What You Can Do to Address Mental Illness in Your Church
The church does not speak enough about mental illness. It’s a significant issue that remains largely silent in most churches. The church can do more. The church should do more. In fact, research reveals that 65% of family members in a household of someone with acute mental illness believe the church should talk more openly about the subject so the topic will not be taboo. Yet two-thirds of pastors rarely or never highlight mental illness in their sermons or large-group gatherings.
The National Alliance on Mental Illness has done research demonstrating the prevalence of mental illness in the United States. Approximately 1 in 5 adults in the U.S. experiences mental illness in a given year. Approximately 1 in 25 adults in the U.S. experiences a serious mental illness in a given year that substantially interferes with or limits one or more major life activities.
The median church has about 75 people attending every week. If you are a member of a typical church, then about 15 people will experience some form of mental illness in a given year. If your church is larger, let’s say 300 people, then it is likely that about 60 people will experience some form of mental illness a year.
As a church leader, you know that a significant portion of your congregation will deal with mental illness. Given the prevalence of the problem, it is likely churches of every size, every denomination, and all geographic locations will be affected. Take a moment and reflect. The problem of mental illness is probably affecting people in your congregation right now. Pastors too struggle with mental illness. Individuals are hurting. Their family members and friends are hurting with them. As a leader in your congregation, you have the responsibility connect the ministry of the body with those in the body who are dealing with mental illness.
What You Can Do about Mental Illness
The church is well-positioned to be a key part of the solution to the problem of mental illness. The first place many people turn to when suffering with mental illness is the local church, whether they are active in the body or not. What can you do? How can you lead your church?

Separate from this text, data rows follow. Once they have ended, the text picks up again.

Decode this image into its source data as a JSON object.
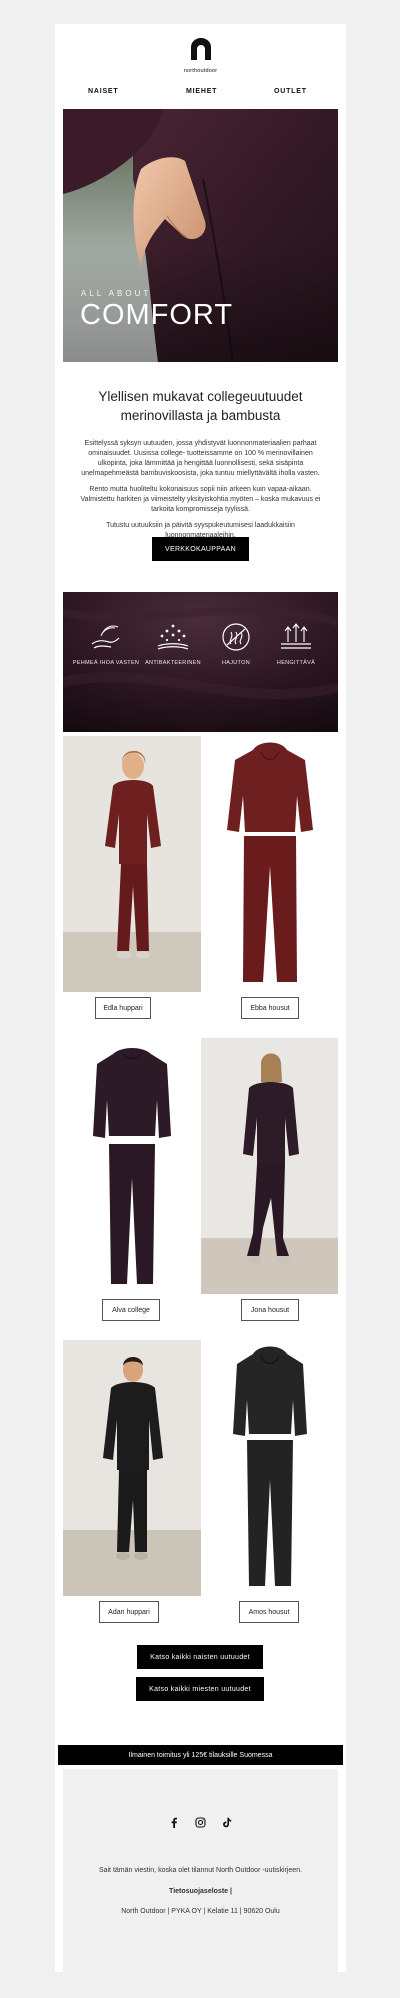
{
  "brand": {
    "logo_text": "northoutdoor"
  },
  "nav": {
    "women": "NAISET",
    "men": "MIEHET",
    "outlet": "OUTLET"
  },
  "hero": {
    "kicker": "ALL ABOUT",
    "title": "COMFORT"
  },
  "intro": {
    "headline": "Ylellisen mukavat collegeuutuudet merinovillasta ja bambusta",
    "p1": "Esittelyssä syksyn uutuuden, jossa yhdistyvät luonnonmateriaalien parhaat ominaisuudet. Uusissa college- tuotteissamme on 100 % merinovillainen ulkopinta, joka lämmittää ja hengittää luonnollisesti, sekä sisäpinta unelmapehmeästä bambuviskoosista, joka tuntuu miellyttävältä iholla vasten.",
    "p2": "Rento mutta huoliteltu kokonaisuus sopii niin arkeen kuin vapaa-aikaan. Valmistettu harkiten ja viimeistelty yksityiskohtia myöten – koska mukavuus ei tarkoita kompromisseja tyylissä.",
    "p3": "Tutustu uutuuksiin ja päivitä syyspukeutumisesi laadukkaisiin luonnonmateriaaleihin.",
    "cta": "VERKKOKAUPPAAN"
  },
  "features": [
    {
      "icon": "soft-hand-icon",
      "label": "PEHMEÄ IHOA VASTEN"
    },
    {
      "icon": "antibacterial-icon",
      "label": "ANTIBAKTEERINEN"
    },
    {
      "icon": "odorless-icon",
      "label": "HAJUTON"
    },
    {
      "icon": "breathable-icon",
      "label": "HENGITTÄVÄ"
    }
  ],
  "products": [
    {
      "label": "Edla huppari"
    },
    {
      "label": "Ebba housut"
    },
    {
      "label": "Alva college"
    },
    {
      "label": "Jona housut"
    },
    {
      "label": "Adan huppari"
    },
    {
      "label": "Amos housut"
    }
  ],
  "cta_women": "Katso kaikki naisten uutuudet",
  "cta_men": "Katso kaikki miesten uutuudet",
  "shipping": "Ilmainen toimitus yli 125€ tilauksille Suomessa",
  "footer": {
    "reason": "Sait tämän viestin, koska olet tilannut North Outdoor -uutiskirjeen.",
    "privacy": "Tietosuojaseloste |",
    "address": "North Outdoor | PYKA OY | Kelatie 11 | 90620 Oulu"
  },
  "colors": {
    "accent": "#000000",
    "burgundy": "#6a1c1c",
    "plum": "#2a1824",
    "page_bg": "#f0f0f0"
  }
}
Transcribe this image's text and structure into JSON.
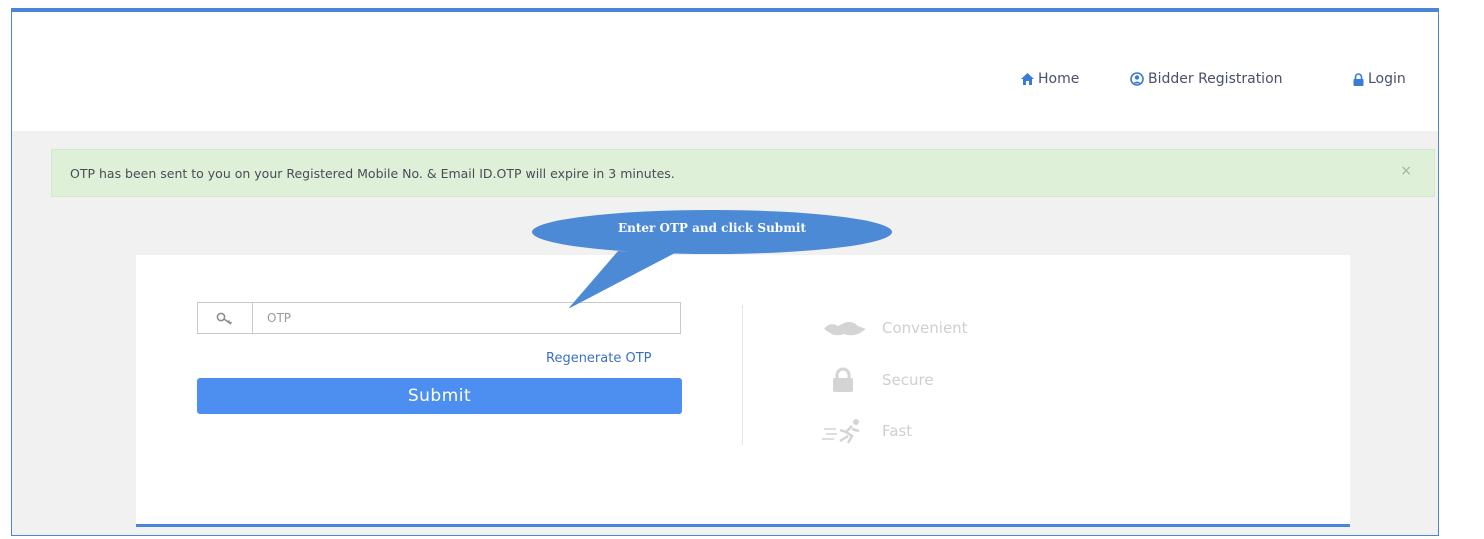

- Remove the “taboo” label. Silence often creates a perception that something is off limits. Lead your church with language. The church should become the place where the shame of mental illness crumbles. Those affected by mental illness want their churches to speak more often about it. Mental illness does not signal a lack of faith any more than contracting cancer signals a lack of faith. Speak candidly and with compassion. When you address the issue out loud, many of the taboo perceptions go away.
- Understand the warning signs. Since such a wide variety of mental illnesses exists, a comprehensive list of symptoms does not exist. However, there are warning signs. Take note of extreme mood changes on a regular basis. Any sort of substance abuse is an indicator something is wrong. An inability to complete daily tasks, routines, and work are also warning signs.
- Maintain a trusted network of professionals. No pastor can do it all. No church leader is trained for every potential illness. The church staff should not attempt to handle every case. Some mental illnesses require help from people with proper training. What pastors and church leaders should have is a list of professionals they trust for referrals. It’s dangerous to believe you can deal with every type of mental illness. It’s equally as dangerous to make referrals without knowing the professional.
- Create a clear system of reporting procedures. If someone starts discussing suicide, do your leaders know what to do? Is the staff aware of what hotlines to call if necessary? More than twice as many people die from suicide every year than by homicide. More women attempt suicide, but men are more likely to use deadlier methods. Everyone in your church should know it’s judicious to call 911 if they believe someone is at risk.
- Recognize the spiritual struggle of mental illness. The world is fallen. People are broken. While science has enabled us to understand and treat mental illness better, the suffering is ultimately rooted in a spiritual struggle. Quoting Scripture out of context or offering silly cliché’s (“It’s simply God’s will”) does not help anyone. However, Scripture does demonstrate how we are to show compassion: pray, listen, comfort, and be willing to serve. One of the best ways churches can help is by filling in the gaps for hurting families: running errands, babysitting children, and providing meals. The Good Samaritan was willing to take on inconveniences to serve a hurting man. The church should do the same for those suffering with mental illness.
- Be ready to minister long term. The problem of mental illness will not be solved with quick fixes. People suffering with mental illness could be in for a long-term battle. The church must be ready to walk with people for months if not years. Not every church may be able to successfully create an ongoing counseling ministry, but every church can do something. Group leaders can be trained on the warning signs of mental illness. Staff can be ready with a network of trusted professionals. And everyone can serve someone walking down the difficult road of mental illness. Too many feel as if they are walking alone. The least the church can do is come alongside someone and walk with them, however long that walk may be.
Silence is not an option. Apathy is sinful. The problem of mental illness is a significant one, and the church has been far too quiet in addressing the issue. The likelihood is that several in your church may be suffering today, which means now is the time to act.